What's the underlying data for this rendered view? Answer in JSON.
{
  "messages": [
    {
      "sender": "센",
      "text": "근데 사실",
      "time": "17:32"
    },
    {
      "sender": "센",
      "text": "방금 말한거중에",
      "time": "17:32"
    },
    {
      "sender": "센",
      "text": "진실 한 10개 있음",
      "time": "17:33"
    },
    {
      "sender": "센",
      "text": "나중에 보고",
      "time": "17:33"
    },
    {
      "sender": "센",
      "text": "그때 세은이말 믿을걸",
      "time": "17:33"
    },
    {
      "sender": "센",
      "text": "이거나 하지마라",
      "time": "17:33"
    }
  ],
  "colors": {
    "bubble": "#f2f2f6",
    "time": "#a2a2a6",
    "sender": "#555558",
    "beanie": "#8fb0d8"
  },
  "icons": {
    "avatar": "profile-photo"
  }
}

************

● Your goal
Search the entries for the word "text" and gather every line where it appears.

● Result
      "text": "근데 사실",
      "text": "방금 말한거중에",
      "text": "진실 한 10개 있음",
      "text": "나중에 보고",
      "text": "그때 세은이말 믿을걸",
      "text": "이거나 하지마라",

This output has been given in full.